YOUR ASSIGNMENT
Keep the text of the data exactly as it is and omit each picture from the copy.

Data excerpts
—————
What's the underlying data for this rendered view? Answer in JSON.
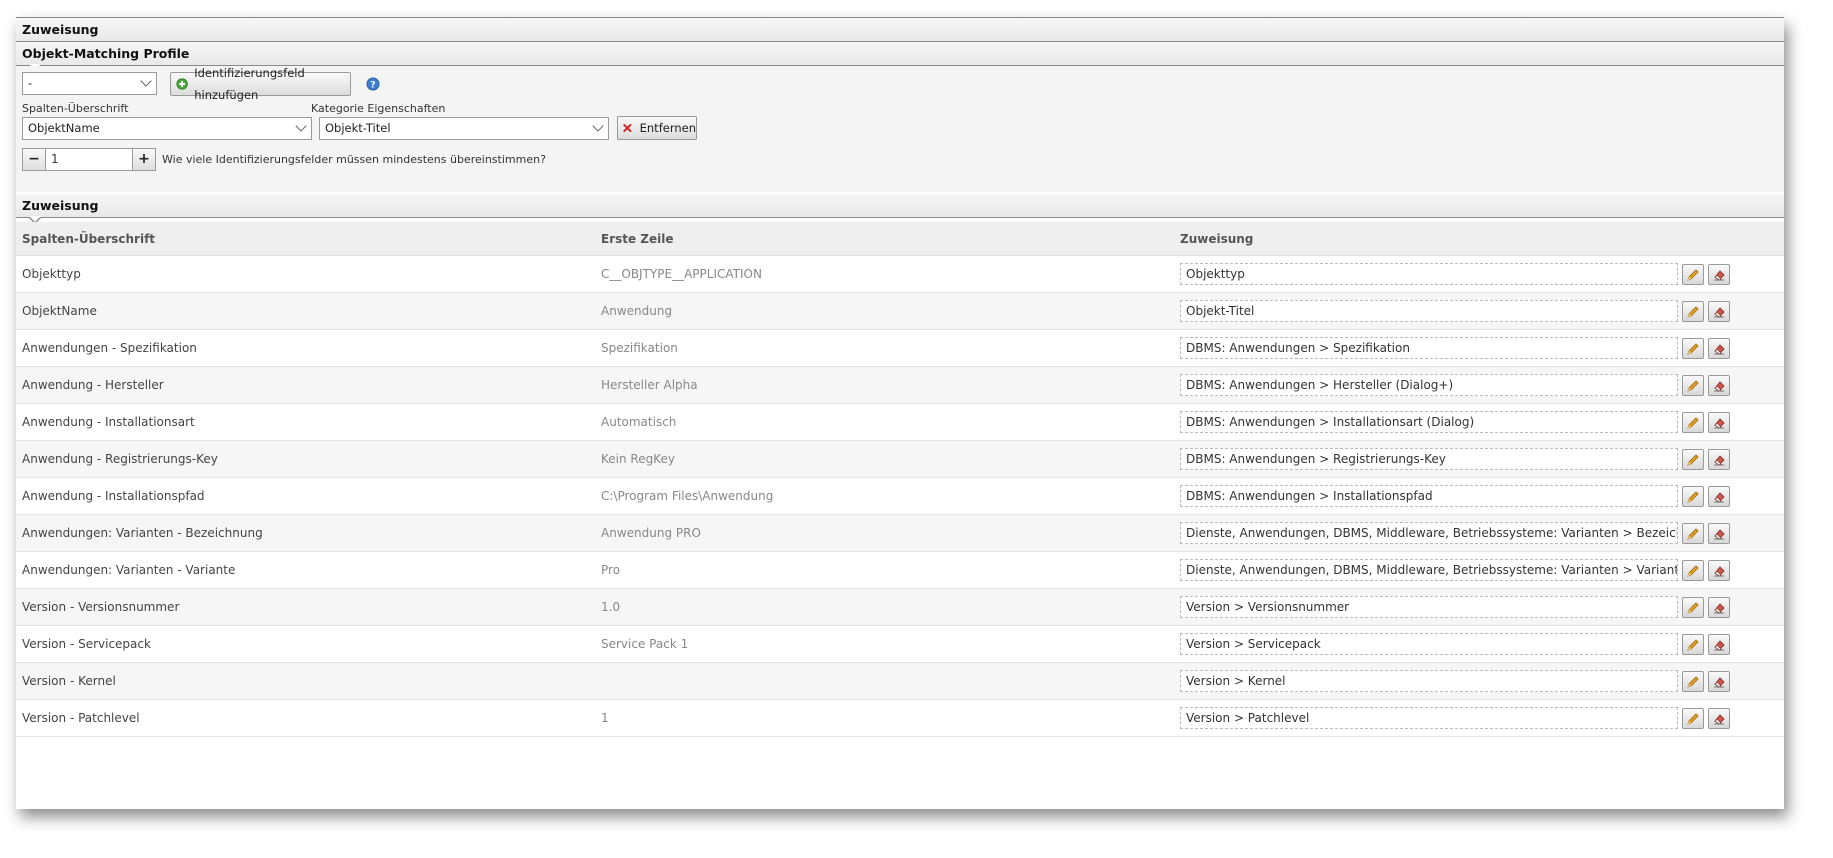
{
  "sections": {
    "top_title": "Zuweisung",
    "profile_title": "Objekt-Matching Profile",
    "assignment_title": "Zuweisung"
  },
  "profile": {
    "profile_select": "-",
    "add_button": "Identifizierungsfeld hinzufügen",
    "column_label": "Spalten-Überschrift",
    "category_label": "Kategorie Eigenschaften",
    "column_select": "ObjektName",
    "category_select": "Objekt-Titel",
    "remove_button": "Entfernen",
    "stepper_minus": "−",
    "stepper_value": "1",
    "stepper_plus": "+",
    "stepper_question": "Wie viele Identifizierungsfelder müssen mindestens übereinstimmen?"
  },
  "table": {
    "headers": [
      "Spalten-Überschrift",
      "Erste Zeile",
      "Zuweisung"
    ],
    "rows": [
      {
        "column": "Objekttyp",
        "first": "C__OBJTYPE__APPLICATION",
        "assign": "Objekttyp"
      },
      {
        "column": "ObjektName",
        "first": "Anwendung",
        "assign": "Objekt-Titel"
      },
      {
        "column": "Anwendungen - Spezifikation",
        "first": "Spezifikation",
        "assign": "DBMS: Anwendungen > Spezifikation"
      },
      {
        "column": "Anwendung - Hersteller",
        "first": "Hersteller Alpha",
        "assign": "DBMS: Anwendungen > Hersteller (Dialog+)"
      },
      {
        "column": "Anwendung - Installationsart",
        "first": "Automatisch",
        "assign": "DBMS: Anwendungen > Installationsart (Dialog)"
      },
      {
        "column": "Anwendung - Registrierungs-Key",
        "first": "Kein RegKey",
        "assign": "DBMS: Anwendungen > Registrierungs-Key"
      },
      {
        "column": "Anwendung - Installationspfad",
        "first": "C:\\Program Files\\Anwendung",
        "assign": "DBMS: Anwendungen > Installationspfad"
      },
      {
        "column": "Anwendungen: Varianten - Bezeichnung",
        "first": "Anwendung PRO",
        "assign": "Dienste, Anwendungen, DBMS, Middleware, Betriebssysteme: Varianten > Bezeichnung"
      },
      {
        "column": "Anwendungen: Varianten - Variante",
        "first": "Pro",
        "assign": "Dienste, Anwendungen, DBMS, Middleware, Betriebssysteme: Varianten > Variante"
      },
      {
        "column": "Version - Versionsnummer",
        "first": "1.0",
        "assign": "Version > Versionsnummer"
      },
      {
        "column": "Version - Servicepack",
        "first": "Service Pack 1",
        "assign": "Version > Servicepack"
      },
      {
        "column": "Version - Kernel",
        "first": "",
        "assign": "Version > Kernel"
      },
      {
        "column": "Version - Patchlevel",
        "first": "1",
        "assign": "Version > Patchlevel"
      }
    ]
  },
  "icons": {
    "add": "plus-circle-icon",
    "help": "help-icon",
    "remove": "red-x-icon",
    "edit": "pencil-icon",
    "clear": "eraser-icon"
  },
  "colors": {
    "add_icon_green": "#4aa83c",
    "help_icon_blue": "#3d7fd0",
    "remove_red": "#d42020",
    "pencil_orange": "#e8a020"
  }
}
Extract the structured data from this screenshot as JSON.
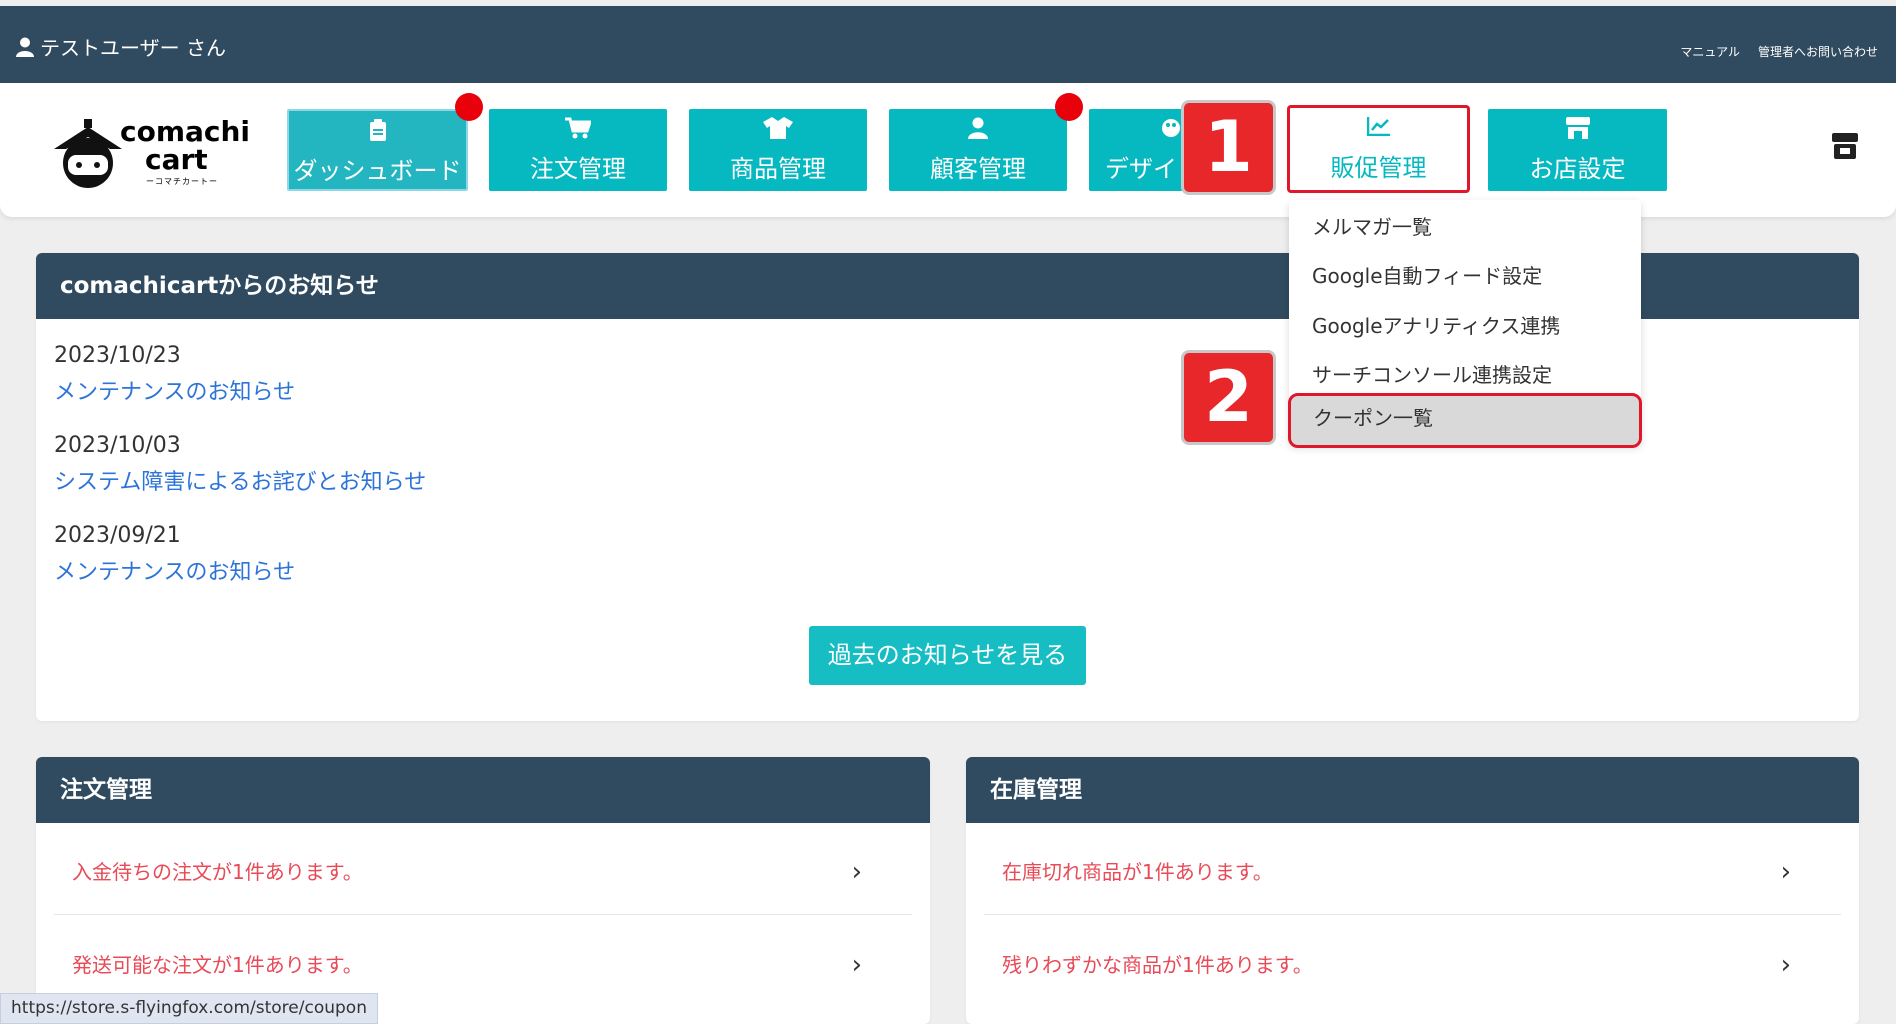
{
  "topbar": {
    "user_name": "テストユーザー さん",
    "links": [
      "マニュアル",
      "管理者へお問い合わせ"
    ]
  },
  "logo": {
    "line1": "comachi",
    "line2": "cart",
    "line3": "ーコマチカートー"
  },
  "nav": {
    "dashboard": "ダッシュボード",
    "orders": "注文管理",
    "products": "商品管理",
    "customers": "顧客管理",
    "design": "デザイ",
    "promotion": "販促管理",
    "store_settings": "お店設定"
  },
  "callouts": {
    "one": "1",
    "two": "2"
  },
  "dropdown": {
    "items": [
      "メルマガ一覧",
      "Google自動フィード設定",
      "Googleアナリティクス連携",
      "サーチコンソール連携設定",
      "クーポン一覧"
    ]
  },
  "notices": {
    "title": "comachicartからのお知らせ",
    "items": [
      {
        "date": "2023/10/23",
        "title": "メンテナンスのお知らせ"
      },
      {
        "date": "2023/10/03",
        "title": "システム障害によるお詫びとお知らせ"
      },
      {
        "date": "2023/09/21",
        "title": "メンテナンスのお知らせ"
      }
    ],
    "more_button": "過去のお知らせを見る"
  },
  "orders_card": {
    "title": "注文管理",
    "rows": [
      "入金待ちの注文が1件あります。",
      "発送可能な注文が1件あります。"
    ]
  },
  "stock_card": {
    "title": "在庫管理",
    "rows": [
      "在庫切れ商品が1件あります。",
      "残りわずかな商品が1件あります。"
    ]
  },
  "status_url": "https://store.s-flyingfox.com/store/coupon",
  "colors": {
    "header": "#304b5f",
    "teal": "#06b8bf",
    "highlight": "#e0162b",
    "notice_link": "#2d74d8",
    "alert_text": "#e84a57"
  }
}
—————
ANSWER
What's the underlying data for this rendered view? Answer in JSON.
{
  "sections": {
    "top_title": "Zuweisung",
    "profile_title": "Objekt-Matching Profile",
    "assignment_title": "Zuweisung"
  },
  "profile": {
    "profile_select": "-",
    "add_button": "Identifizierungsfeld hinzufügen",
    "column_label": "Spalten-Überschrift",
    "category_label": "Kategorie Eigenschaften",
    "column_select": "ObjektName",
    "category_select": "Objekt-Titel",
    "remove_button": "Entfernen",
    "stepper_minus": "−",
    "stepper_value": "1",
    "stepper_plus": "+",
    "stepper_question": "Wie viele Identifizierungsfelder müssen mindestens übereinstimmen?"
  },
  "table": {
    "headers": [
      "Spalten-Überschrift",
      "Erste Zeile",
      "Zuweisung"
    ],
    "rows": [
      {
        "column": "Objekttyp",
        "first": "C__OBJTYPE__APPLICATION",
        "assign": "Objekttyp"
      },
      {
        "column": "ObjektName",
        "first": "Anwendung",
        "assign": "Objekt-Titel"
      },
      {
        "column": "Anwendungen - Spezifikation",
        "first": "Spezifikation",
        "assign": "DBMS: Anwendungen > Spezifikation"
      },
      {
        "column": "Anwendung - Hersteller",
        "first": "Hersteller Alpha",
        "assign": "DBMS: Anwendungen > Hersteller (Dialog+)"
      },
      {
        "column": "Anwendung - Installationsart",
        "first": "Automatisch",
        "assign": "DBMS: Anwendungen > Installationsart (Dialog)"
      },
      {
        "column": "Anwendung - Registrierungs-Key",
        "first": "Kein RegKey",
        "assign": "DBMS: Anwendungen > Registrierungs-Key"
      },
      {
        "column": "Anwendung - Installationspfad",
        "first": "C:\\Program Files\\Anwendung",
        "assign": "DBMS: Anwendungen > Installationspfad"
      },
      {
        "column": "Anwendungen: Varianten - Bezeichnung",
        "first": "Anwendung PRO",
        "assign": "Dienste, Anwendungen, DBMS, Middleware, Betriebssysteme: Varianten > Bezeichnung"
      },
      {
        "column": "Anwendungen: Varianten - Variante",
        "first": "Pro",
        "assign": "Dienste, Anwendungen, DBMS, Middleware, Betriebssysteme: Varianten > Variante"
      },
      {
        "column": "Version - Versionsnummer",
        "first": "1.0",
        "assign": "Version > Versionsnummer"
      },
      {
        "column": "Version - Servicepack",
        "first": "Service Pack 1",
        "assign": "Version > Servicepack"
      },
      {
        "column": "Version - Kernel",
        "first": "",
        "assign": "Version > Kernel"
      },
      {
        "column": "Version - Patchlevel",
        "first": "1",
        "assign": "Version > Patchlevel"
      }
    ]
  },
  "icons": {
    "add": "plus-circle-icon",
    "help": "help-icon",
    "remove": "red-x-icon",
    "edit": "pencil-icon",
    "clear": "eraser-icon"
  },
  "colors": {
    "add_icon_green": "#4aa83c",
    "help_icon_blue": "#3d7fd0",
    "remove_red": "#d42020",
    "pencil_orange": "#e8a020"
  }
}
Extract the structured data from this screenshot as JSON.
{
  "topbar": {
    "user_name": "テストユーザー さん",
    "links": [
      "マニュアル",
      "管理者へお問い合わせ"
    ]
  },
  "logo": {
    "line1": "comachi",
    "line2": "cart",
    "line3": "ーコマチカートー"
  },
  "nav": {
    "dashboard": "ダッシュボード",
    "orders": "注文管理",
    "products": "商品管理",
    "customers": "顧客管理",
    "design": "デザイ",
    "promotion": "販促管理",
    "store_settings": "お店設定"
  },
  "callouts": {
    "one": "1",
    "two": "2"
  },
  "dropdown": {
    "items": [
      "メルマガ一覧",
      "Google自動フィード設定",
      "Googleアナリティクス連携",
      "サーチコンソール連携設定",
      "クーポン一覧"
    ]
  },
  "notices": {
    "title": "comachicartからのお知らせ",
    "items": [
      {
        "date": "2023/10/23",
        "title": "メンテナンスのお知らせ"
      },
      {
        "date": "2023/10/03",
        "title": "システム障害によるお詫びとお知らせ"
      },
      {
        "date": "2023/09/21",
        "title": "メンテナンスのお知らせ"
      }
    ],
    "more_button": "過去のお知らせを見る"
  },
  "orders_card": {
    "title": "注文管理",
    "rows": [
      "入金待ちの注文が1件あります。",
      "発送可能な注文が1件あります。"
    ]
  },
  "stock_card": {
    "title": "在庫管理",
    "rows": [
      "在庫切れ商品が1件あります。",
      "残りわずかな商品が1件あります。"
    ]
  },
  "status_url": "https://store.s-flyingfox.com/store/coupon",
  "colors": {
    "header": "#304b5f",
    "teal": "#06b8bf",
    "highlight": "#e0162b",
    "notice_link": "#2d74d8",
    "alert_text": "#e84a57"
  }
}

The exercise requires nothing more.